Dataset:
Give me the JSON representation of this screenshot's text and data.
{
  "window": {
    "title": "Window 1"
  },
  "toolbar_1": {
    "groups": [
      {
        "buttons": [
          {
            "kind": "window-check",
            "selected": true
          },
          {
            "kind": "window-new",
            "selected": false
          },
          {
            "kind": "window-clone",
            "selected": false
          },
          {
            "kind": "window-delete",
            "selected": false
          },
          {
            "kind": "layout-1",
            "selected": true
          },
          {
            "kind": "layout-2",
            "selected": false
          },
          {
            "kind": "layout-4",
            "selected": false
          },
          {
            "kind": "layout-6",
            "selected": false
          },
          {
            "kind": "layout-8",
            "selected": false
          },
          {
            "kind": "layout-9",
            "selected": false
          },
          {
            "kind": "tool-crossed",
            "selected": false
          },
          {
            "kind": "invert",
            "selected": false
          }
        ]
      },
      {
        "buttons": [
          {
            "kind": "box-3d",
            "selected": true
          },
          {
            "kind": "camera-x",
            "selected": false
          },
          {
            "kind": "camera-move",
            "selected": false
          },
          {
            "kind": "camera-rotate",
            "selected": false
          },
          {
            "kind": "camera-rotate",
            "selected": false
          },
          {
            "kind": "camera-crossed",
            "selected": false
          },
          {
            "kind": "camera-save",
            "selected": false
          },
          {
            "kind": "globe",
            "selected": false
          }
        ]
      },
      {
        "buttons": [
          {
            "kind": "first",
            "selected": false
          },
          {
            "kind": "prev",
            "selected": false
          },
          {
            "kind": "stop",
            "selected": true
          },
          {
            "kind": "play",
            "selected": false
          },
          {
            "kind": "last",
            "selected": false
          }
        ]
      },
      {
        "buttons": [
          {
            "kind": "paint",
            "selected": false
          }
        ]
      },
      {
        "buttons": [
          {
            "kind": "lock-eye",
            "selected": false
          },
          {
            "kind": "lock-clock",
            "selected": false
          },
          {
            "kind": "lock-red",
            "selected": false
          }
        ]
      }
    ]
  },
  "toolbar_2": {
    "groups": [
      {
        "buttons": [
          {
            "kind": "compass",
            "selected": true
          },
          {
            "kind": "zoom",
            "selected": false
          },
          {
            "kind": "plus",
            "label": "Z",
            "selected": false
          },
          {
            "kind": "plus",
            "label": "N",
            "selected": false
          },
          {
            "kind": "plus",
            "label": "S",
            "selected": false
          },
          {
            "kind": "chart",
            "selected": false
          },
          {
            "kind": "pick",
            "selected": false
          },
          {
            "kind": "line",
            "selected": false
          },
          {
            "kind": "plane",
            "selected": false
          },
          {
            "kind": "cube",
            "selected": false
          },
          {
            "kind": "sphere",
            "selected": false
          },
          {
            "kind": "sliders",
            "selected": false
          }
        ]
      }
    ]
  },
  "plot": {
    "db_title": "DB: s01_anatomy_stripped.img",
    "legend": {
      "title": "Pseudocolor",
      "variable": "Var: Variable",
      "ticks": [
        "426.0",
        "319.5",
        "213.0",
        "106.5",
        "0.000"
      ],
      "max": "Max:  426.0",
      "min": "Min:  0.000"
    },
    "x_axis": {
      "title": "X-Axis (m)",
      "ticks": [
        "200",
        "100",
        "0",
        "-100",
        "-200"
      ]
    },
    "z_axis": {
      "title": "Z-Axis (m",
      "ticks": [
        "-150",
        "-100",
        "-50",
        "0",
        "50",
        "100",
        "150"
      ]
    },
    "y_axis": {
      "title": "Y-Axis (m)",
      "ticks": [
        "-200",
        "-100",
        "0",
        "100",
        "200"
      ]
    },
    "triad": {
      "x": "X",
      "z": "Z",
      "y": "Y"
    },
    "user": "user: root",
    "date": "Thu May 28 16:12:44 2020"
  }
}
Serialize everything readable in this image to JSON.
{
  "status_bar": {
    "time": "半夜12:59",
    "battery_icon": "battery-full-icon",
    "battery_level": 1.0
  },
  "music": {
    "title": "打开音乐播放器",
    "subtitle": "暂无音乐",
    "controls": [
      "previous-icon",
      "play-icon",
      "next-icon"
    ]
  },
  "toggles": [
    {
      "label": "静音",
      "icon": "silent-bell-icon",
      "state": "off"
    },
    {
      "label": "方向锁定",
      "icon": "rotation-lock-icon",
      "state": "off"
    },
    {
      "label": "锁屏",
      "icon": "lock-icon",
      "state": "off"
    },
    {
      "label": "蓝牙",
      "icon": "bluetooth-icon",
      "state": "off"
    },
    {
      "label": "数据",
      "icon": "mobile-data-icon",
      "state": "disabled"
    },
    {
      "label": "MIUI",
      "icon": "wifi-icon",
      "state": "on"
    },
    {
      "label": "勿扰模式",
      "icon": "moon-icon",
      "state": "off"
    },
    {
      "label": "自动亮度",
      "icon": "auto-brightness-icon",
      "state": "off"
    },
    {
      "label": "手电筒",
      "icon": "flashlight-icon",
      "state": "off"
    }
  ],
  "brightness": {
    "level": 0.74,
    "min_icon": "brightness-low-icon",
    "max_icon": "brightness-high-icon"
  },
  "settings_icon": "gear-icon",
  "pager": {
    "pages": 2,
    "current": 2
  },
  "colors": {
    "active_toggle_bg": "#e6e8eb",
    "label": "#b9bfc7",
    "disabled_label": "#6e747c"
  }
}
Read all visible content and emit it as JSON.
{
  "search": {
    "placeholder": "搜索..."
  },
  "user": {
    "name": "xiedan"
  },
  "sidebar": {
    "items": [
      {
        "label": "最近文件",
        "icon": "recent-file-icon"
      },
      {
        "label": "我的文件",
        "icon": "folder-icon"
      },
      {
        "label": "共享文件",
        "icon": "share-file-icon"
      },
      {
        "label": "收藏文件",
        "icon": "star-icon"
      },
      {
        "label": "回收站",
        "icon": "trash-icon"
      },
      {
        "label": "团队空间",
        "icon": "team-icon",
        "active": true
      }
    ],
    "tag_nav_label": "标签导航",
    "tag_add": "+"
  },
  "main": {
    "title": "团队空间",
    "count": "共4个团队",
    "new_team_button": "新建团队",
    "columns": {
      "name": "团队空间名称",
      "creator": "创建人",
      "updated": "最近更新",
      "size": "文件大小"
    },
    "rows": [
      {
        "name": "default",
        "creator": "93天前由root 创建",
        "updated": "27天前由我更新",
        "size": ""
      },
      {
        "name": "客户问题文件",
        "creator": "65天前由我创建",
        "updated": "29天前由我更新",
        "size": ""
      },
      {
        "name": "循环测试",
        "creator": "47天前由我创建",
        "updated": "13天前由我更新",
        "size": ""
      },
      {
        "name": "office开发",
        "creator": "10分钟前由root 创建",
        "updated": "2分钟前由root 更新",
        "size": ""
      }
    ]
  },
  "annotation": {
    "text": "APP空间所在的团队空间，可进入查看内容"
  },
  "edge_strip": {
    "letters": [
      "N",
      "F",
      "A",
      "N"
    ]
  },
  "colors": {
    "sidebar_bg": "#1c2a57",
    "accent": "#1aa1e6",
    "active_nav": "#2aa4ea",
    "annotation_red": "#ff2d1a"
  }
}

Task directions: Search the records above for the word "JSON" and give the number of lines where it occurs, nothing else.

Result of this task: 3